• **MATERIAL FOR THE TASK**

--- START ---

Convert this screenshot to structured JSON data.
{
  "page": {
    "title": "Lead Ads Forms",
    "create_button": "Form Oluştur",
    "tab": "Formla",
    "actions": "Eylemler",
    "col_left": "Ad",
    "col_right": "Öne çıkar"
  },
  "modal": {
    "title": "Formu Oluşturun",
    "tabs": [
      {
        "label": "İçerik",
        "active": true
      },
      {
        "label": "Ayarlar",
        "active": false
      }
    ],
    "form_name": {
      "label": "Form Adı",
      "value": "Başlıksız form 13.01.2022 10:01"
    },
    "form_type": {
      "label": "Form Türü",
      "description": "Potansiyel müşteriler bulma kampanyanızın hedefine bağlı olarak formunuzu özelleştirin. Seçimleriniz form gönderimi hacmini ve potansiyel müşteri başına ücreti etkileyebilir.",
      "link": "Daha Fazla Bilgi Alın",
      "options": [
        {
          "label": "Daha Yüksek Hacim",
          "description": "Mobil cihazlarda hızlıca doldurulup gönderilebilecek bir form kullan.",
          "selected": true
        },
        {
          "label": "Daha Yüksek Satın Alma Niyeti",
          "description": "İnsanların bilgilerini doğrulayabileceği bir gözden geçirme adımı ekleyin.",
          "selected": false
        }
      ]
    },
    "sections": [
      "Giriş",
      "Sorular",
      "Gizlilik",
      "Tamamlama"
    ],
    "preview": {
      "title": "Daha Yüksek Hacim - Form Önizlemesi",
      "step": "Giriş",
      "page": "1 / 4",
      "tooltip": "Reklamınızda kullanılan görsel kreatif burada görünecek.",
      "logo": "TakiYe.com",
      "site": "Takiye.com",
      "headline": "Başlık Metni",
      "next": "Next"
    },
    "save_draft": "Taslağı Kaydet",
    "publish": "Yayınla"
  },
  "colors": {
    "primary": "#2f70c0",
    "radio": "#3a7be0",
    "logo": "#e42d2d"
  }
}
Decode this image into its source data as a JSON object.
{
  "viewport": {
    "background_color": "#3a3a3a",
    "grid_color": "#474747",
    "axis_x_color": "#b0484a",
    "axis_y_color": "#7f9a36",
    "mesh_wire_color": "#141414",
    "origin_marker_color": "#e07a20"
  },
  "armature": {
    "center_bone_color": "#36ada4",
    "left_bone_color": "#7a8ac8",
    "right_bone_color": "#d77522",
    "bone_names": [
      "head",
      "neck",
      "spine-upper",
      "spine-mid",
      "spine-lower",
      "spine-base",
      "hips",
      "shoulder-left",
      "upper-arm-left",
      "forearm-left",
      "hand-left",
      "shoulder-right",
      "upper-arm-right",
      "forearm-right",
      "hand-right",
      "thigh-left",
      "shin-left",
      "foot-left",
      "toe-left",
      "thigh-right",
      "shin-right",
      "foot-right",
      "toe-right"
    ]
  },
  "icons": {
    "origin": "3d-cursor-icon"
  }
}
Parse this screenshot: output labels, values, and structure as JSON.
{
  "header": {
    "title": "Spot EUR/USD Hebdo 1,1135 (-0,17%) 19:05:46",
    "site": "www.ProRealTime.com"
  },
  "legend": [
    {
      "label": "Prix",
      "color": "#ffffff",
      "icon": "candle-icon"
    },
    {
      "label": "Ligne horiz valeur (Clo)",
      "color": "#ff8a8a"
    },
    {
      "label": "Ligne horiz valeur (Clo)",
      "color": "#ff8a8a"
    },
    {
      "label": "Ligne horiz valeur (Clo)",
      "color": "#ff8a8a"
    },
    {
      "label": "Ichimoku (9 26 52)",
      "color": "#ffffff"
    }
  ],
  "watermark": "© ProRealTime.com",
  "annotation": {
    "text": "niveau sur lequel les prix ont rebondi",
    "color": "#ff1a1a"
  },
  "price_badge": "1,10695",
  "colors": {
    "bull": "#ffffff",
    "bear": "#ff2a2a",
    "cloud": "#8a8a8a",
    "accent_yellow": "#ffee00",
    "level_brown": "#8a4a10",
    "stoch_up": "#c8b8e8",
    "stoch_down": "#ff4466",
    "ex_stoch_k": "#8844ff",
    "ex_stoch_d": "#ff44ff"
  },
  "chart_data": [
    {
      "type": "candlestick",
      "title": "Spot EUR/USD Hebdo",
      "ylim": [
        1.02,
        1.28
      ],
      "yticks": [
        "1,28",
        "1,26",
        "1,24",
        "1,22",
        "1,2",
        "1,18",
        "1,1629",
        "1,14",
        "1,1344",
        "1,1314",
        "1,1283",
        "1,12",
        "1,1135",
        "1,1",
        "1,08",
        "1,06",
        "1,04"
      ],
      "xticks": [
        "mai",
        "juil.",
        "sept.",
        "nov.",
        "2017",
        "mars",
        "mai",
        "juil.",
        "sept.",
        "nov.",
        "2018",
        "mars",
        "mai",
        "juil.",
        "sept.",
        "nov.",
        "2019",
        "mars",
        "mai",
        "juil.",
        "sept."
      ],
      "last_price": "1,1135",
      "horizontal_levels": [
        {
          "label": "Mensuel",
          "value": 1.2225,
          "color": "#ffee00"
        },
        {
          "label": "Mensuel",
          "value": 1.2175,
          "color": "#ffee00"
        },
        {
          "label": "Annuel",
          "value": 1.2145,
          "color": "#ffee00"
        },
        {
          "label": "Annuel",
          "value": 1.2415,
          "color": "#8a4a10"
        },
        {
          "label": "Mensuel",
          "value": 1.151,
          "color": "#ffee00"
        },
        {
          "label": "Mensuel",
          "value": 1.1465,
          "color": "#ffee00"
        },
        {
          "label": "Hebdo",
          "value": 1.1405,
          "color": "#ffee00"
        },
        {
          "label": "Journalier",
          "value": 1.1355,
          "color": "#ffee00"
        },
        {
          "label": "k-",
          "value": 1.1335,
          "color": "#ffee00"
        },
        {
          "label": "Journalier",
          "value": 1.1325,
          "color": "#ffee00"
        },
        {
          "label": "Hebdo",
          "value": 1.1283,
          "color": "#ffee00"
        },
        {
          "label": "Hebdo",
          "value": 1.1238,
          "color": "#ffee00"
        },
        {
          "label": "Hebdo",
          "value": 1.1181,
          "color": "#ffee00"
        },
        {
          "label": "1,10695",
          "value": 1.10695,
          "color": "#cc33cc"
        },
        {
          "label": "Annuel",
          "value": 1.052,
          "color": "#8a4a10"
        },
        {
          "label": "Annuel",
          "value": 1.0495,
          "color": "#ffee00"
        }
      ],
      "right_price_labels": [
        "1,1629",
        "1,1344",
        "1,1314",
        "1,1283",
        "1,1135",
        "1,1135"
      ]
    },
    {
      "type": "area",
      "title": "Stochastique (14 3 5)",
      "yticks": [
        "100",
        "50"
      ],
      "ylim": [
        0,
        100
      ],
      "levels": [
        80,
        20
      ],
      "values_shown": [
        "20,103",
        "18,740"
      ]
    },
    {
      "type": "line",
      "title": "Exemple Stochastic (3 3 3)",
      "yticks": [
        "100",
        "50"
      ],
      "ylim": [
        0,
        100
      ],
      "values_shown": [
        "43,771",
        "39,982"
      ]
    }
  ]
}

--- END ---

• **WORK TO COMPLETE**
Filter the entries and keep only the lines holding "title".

• **WRITTEN REPLY**
    "title": "Lead Ads Forms",
    "title": "Formu Oluşturun",
      "title": "Daha Yüksek Hacim - Form Önizlemesi",
    "title": "Spot EUR/USD Hebdo 1,1135 (-0,17%) 19:05:46",
      "title": "Spot EUR/USD Hebdo",
      "title": "Stochastique (14 3 5)",
      "title": "Exemple Stochastic (3 3 3)",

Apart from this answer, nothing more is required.